Pauwels, R de Béthune, MP Andries, K Stoffels, P Janssen, P De Clercq, Erik
Marcel dekker inc
Journal of receptor and signal transduction research vol:15 issue:1-4 pages:609-616

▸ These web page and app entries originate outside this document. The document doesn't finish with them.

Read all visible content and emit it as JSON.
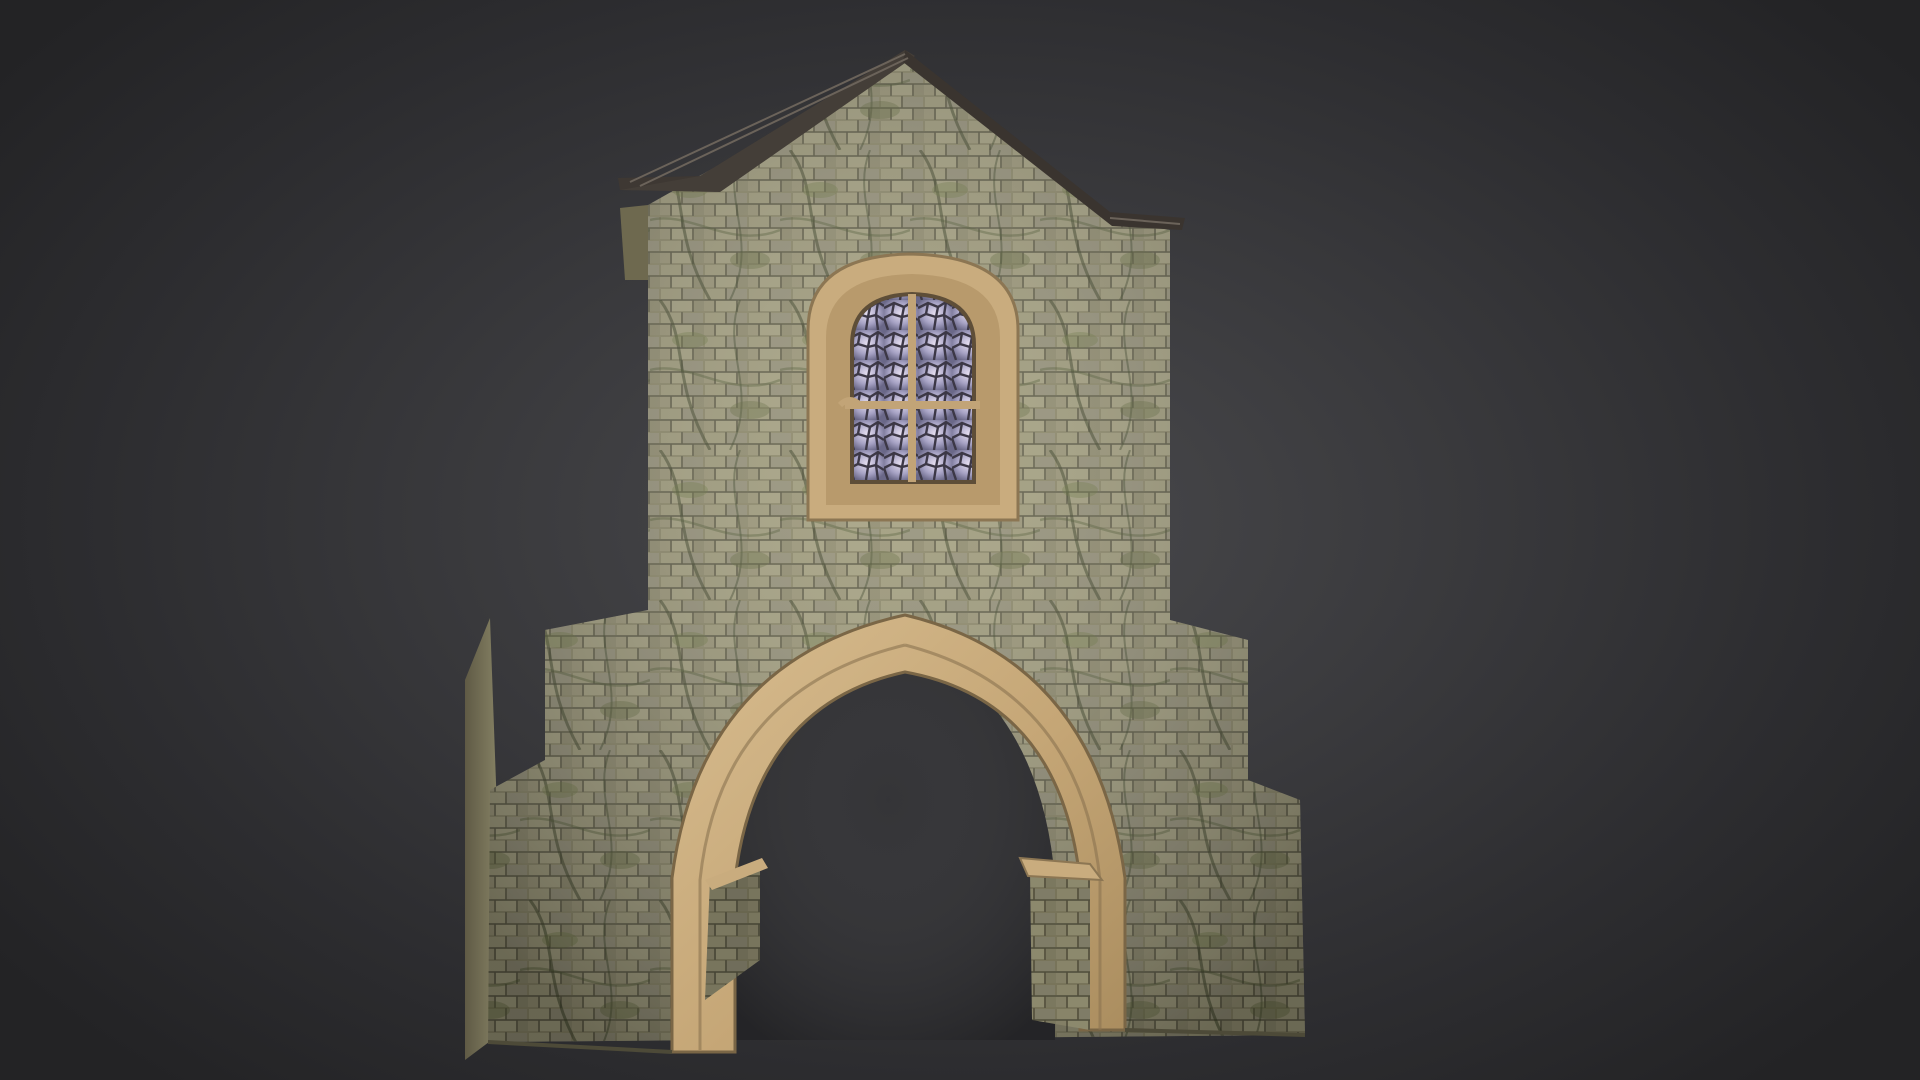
{
  "viewer": {
    "background_color": "#2b2b2d",
    "model": {
      "type": "3d-model",
      "subject": "stone-gatehouse",
      "colors": {
        "stone": "#8e8a6a",
        "moss": "#5f6840",
        "sandstone_trim": "#c9ac7e",
        "roof": "#3e3833",
        "glass": "#a8a6c8"
      }
    }
  }
}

Despite major efforts by academic and pharmaceutical research teams, no definitive prevention or cure of AIDS has been achieved. Nevertheless, this research has yielded important information on how HIV replicates and causes disease. Moreover, several inhibitors, targeted at different steps in the life cycle of HIV, have been discovered, some of which have been licensed or are being studied in the clinic. One of the major obstacles towards more effective drugs or a vaccine, is the extraordinary variability in HIV strains which occur in different parts of the world over time, and in patients. The driving force behind these numerous variants is the combination of an error-prone reverse transcriptase, a viral enzyme transcribing the viral RNA genome into DNA on the one hand and the human immune system on the other hand. This puts a constant selection pressure on the HIV population leading to the emergence of escape mutants. It therefore poses an additional challenge on the discovery and development of HIV inhibitors. A research strategy should therefore encompass the following steps : (i) the identification of new lead compounds targeted at known or unknown steps in the HIV replicative cycle, (ii) the characterization and validation of their molecular targets with emphasis on the potential for lead optimization and the likelihood of resistance development, (iii) the study of combination strategies, and (iv) clinical evaluation and validation of the aforementioned concepts.